Until lions have their historians, the hunt will always glorify the hunter (African proverb)

Elizabeth Ortiz, Ed.D.

In an accounting of a story there are always two sides.  Conservatives bemoan so-called special considerations for underrepresented minority students in college admissions without looking at the broader societal context and implications of their policy perspectives.  The latest court challenge to affirmative action, Fisher vs. Texas, is based on the premise of reverse discrimination. Diverse college students from across the country might argue otherwise.  They are witness to minimal faculty diversity, low numbers of diverse university executives, and insufficient numbers of students who look like them on college campuses. 

            If universities abolish affirmative action without developing alternative policy mechanisms to level the playing field what can we expect the result to be?  I believe we will never achieve educational parity.  Student bodies will remain disproportionately white and the pathway to opportunity will be further narrowed.  Our universities will not reflect the changing diversity of the United States, and inequality will become more ingrained.  We will suffer economically and fail to live up to the promises of a democratic nation. 

Today, diverse students continue to be admitted to colleges and universities in insufficient numbers.  Now is the time for bold measures to increase college access and attainment for diverse students not to reverse the gains that have made since the passage of the Civil Rights Act.  The threats to affirmative action continue to affect higher education.  “Advocates who challenge the educational value of diversity, as well as the legitimacy of corresponding racial and ethnic preferences, have shifted much of their advocacy focus from a federal legal venue to one that is much more publically driven.
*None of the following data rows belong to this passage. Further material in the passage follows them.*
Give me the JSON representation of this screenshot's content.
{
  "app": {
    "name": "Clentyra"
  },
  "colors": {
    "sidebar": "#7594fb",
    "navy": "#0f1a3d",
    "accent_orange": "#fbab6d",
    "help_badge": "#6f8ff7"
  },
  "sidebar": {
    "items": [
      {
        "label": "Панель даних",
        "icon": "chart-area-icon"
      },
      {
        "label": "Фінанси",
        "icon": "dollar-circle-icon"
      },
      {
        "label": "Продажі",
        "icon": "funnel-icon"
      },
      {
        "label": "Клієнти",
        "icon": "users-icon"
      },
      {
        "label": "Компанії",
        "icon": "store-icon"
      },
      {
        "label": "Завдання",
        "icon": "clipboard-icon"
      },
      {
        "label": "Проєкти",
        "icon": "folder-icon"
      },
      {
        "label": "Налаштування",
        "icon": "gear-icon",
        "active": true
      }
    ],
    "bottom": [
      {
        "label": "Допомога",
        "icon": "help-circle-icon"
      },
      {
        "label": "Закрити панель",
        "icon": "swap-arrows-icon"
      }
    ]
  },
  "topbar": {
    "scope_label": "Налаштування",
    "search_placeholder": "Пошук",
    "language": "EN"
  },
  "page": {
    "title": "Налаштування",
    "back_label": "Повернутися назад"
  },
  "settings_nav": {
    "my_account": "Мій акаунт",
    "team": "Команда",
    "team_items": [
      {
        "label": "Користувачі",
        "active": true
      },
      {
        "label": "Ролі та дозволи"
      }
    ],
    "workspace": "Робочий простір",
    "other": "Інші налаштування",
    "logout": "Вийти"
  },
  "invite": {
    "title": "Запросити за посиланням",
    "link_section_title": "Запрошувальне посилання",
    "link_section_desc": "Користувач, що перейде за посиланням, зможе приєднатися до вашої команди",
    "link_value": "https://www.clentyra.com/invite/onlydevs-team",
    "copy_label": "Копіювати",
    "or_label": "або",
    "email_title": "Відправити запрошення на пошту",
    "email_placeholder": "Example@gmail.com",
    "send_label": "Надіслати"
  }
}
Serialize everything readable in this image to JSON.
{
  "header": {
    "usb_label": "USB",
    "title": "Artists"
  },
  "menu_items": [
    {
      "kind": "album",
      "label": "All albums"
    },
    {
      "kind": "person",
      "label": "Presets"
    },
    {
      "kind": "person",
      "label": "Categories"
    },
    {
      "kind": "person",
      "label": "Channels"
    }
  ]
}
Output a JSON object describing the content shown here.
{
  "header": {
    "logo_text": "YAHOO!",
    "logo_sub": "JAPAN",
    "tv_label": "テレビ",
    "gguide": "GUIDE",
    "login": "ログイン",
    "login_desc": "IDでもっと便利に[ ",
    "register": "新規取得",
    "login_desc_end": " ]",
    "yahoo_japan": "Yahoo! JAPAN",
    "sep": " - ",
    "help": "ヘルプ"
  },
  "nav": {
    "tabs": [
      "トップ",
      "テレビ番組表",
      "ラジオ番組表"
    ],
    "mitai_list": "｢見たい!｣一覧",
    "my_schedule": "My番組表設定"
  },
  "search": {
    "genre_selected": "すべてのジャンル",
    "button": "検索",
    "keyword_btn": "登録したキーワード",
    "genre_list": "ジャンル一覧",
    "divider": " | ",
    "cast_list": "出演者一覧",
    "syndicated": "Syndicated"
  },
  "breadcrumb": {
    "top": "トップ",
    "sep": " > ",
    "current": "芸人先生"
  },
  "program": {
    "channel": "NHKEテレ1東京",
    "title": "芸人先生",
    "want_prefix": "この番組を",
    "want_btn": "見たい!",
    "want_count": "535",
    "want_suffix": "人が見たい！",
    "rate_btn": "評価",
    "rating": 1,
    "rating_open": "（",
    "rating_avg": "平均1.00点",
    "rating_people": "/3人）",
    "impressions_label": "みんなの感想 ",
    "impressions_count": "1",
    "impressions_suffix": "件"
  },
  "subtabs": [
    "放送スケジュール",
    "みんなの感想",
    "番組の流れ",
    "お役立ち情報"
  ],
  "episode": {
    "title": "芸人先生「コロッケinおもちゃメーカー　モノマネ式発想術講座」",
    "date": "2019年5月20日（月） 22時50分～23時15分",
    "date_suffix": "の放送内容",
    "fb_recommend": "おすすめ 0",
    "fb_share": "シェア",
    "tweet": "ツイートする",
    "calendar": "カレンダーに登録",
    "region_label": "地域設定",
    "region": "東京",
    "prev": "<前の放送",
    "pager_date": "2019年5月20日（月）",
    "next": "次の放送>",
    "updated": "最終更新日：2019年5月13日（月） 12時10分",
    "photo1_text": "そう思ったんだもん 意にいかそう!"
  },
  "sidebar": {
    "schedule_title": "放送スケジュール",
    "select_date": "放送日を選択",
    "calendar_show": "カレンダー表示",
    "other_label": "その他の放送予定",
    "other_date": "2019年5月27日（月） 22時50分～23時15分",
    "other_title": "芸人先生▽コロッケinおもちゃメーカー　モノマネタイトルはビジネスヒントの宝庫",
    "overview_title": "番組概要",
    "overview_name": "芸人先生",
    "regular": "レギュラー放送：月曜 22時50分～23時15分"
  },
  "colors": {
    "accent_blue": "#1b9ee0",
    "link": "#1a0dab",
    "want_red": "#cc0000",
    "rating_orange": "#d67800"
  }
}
The shift, particularly in the wake of Grutter, reflects movement from the court of law to the court of public opinion (Coleman, Palmer, Rippner, Riley, 2009).  Institutions of higher education cannot bow down to this outside pressure.  They are obligated to continue to make the case that supports diversity not only in the courtroom and on college campuses but also in in the forum of public opinion.

            We need to have a holistic view of the problem and appreciate what is at stake.  “Truth” includes many perspectives but as a board ILACHE believes in diversifying American Universities and the affirmative action legislation that assists in this endeavour.   ILACHE will continue to be an active player in safeguarding diversity in higher education.  We will seek accountability from state universities and colleges in areas of student enrollment and achievement as well as faculty and staff diversity.  We will continue to support policies that are inclusive of Latinos and students of color. This is what America is all about, justice and the opportunity for a better life for all of its citizens, not just a few.